Despite the somewhat promising results of the studies on cranial vault asymmetry, both face methodological problems which make their results questionable. Recent studies on the short term effects of deformational cranial deformities emphasize the need for treatment. A 2012 study by Meyer-Marcotty noted that orthotic treatment for positional plagiocephaly is advisable based on the potentially long-term damaging effects of the condition on the facial bones. In the same year, in a paper describing ways to differentiate between lambdoid synostosis and positional plagiocephaly, Kalra and Walker reported that positional plagiocephaly has been associated with developmental problems. A 2011 report by Marchac et al noted the need for surgery in extreme cases of positional plagiocephaly that fails to improve after orthotic and repositioning therapies. The procedure is only advised for children over 15 months of age with severe deformities that are potentially life-threatening.
In short, the medical community is divided as to how and when it is alright to forgo treatment for positional cranial deformities. Parents of children who have foregone treatment often report mixed reactions. In some cases, emotions of guilt and self-deprecation can be overwhelming. Other parents report that they are happy with the decision to wait and see. The difference in reaction has more to do with their initial feelings towards helmeting, and not necessarily with the extent of their child’s deformity. There is no right answer to the decision of whether or not to use a helmet.

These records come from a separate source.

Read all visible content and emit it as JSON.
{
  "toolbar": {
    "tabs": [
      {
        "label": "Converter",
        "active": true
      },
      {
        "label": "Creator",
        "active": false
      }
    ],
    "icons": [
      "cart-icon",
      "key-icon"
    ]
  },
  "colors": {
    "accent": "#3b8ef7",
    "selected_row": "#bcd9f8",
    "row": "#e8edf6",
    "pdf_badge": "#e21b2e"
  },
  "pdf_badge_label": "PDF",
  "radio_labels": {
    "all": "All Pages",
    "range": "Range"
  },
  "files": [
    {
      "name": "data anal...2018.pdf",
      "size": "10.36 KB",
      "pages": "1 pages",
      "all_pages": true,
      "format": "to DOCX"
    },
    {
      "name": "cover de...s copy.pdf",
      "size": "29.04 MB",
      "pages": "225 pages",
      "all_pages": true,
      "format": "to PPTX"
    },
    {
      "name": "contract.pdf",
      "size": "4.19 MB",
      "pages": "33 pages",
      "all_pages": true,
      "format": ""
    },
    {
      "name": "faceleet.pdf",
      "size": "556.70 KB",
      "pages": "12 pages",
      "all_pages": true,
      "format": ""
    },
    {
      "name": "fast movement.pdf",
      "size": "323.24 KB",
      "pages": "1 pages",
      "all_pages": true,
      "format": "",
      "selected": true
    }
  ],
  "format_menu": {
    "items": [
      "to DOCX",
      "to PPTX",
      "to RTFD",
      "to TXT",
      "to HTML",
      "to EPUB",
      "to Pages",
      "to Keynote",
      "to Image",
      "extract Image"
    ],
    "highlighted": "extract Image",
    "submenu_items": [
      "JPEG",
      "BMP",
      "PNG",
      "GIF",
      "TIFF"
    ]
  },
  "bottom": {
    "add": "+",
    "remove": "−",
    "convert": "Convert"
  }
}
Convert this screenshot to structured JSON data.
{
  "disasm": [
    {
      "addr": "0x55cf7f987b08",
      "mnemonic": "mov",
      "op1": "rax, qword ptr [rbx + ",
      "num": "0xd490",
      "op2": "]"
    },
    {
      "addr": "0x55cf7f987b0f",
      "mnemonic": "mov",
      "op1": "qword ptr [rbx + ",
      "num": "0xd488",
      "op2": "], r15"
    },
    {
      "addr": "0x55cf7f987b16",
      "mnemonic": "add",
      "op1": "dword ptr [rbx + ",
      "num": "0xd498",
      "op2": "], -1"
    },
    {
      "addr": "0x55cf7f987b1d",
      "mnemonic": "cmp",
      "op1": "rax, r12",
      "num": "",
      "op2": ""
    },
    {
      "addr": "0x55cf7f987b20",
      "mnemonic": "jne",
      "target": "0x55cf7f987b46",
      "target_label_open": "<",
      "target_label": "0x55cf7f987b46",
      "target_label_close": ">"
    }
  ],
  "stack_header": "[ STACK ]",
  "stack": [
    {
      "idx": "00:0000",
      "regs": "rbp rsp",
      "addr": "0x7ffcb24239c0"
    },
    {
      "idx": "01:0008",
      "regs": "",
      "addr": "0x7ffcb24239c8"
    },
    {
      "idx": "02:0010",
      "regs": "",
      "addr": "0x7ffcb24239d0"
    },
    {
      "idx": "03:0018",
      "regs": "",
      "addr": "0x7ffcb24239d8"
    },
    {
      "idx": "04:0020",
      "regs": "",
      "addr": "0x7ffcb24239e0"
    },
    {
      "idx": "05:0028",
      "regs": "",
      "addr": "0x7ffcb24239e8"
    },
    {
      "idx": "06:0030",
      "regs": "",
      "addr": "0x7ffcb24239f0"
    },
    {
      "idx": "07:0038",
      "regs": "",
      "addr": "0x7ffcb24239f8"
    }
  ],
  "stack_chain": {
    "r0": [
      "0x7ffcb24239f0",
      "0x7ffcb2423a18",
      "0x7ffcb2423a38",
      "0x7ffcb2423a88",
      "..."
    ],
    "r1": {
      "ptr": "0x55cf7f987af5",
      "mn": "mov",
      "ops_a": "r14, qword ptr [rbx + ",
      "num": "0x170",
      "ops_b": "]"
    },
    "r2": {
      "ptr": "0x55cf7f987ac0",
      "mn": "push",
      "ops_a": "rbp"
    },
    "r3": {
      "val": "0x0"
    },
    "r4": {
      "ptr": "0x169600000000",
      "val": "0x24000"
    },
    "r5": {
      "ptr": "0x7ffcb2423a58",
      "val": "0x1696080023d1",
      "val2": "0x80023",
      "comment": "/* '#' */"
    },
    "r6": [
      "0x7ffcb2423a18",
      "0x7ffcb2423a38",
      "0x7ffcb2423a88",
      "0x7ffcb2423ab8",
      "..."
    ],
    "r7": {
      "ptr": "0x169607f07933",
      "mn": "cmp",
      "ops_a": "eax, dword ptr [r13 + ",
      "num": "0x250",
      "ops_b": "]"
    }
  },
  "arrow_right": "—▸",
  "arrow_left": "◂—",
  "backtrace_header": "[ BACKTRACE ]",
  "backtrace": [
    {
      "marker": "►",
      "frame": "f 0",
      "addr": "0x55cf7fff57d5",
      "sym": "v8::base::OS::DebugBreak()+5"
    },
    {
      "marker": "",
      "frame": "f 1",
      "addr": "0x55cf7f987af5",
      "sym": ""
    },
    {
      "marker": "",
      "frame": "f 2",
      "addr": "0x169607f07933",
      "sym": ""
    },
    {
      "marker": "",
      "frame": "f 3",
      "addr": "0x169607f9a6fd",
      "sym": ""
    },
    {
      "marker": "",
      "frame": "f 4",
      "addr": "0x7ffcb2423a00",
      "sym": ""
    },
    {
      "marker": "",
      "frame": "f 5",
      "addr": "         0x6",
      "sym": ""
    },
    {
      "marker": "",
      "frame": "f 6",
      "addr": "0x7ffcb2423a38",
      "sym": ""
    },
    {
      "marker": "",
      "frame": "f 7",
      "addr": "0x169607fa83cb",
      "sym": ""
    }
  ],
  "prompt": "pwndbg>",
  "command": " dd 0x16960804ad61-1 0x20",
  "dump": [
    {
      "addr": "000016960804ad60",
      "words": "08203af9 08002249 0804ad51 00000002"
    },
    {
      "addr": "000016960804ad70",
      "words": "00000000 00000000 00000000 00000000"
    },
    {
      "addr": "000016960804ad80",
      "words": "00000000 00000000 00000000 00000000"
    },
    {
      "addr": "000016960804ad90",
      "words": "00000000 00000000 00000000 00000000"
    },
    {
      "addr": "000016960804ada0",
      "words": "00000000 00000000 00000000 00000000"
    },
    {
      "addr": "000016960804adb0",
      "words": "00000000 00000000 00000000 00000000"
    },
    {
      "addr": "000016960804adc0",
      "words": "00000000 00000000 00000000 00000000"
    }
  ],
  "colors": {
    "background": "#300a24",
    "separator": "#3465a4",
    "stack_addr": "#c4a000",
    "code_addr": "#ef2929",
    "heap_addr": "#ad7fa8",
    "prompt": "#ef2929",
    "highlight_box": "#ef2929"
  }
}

Your doctor’s experience with other plagiocephaly, brachycephaly and scaphocephaly patients will allow him or her to suggest a treatment plan that is appropriate for your child’s case. By being open about how you and your partner feel towards treatment and asking for honest input, you are more likely to achieve an outcome that is best for your child.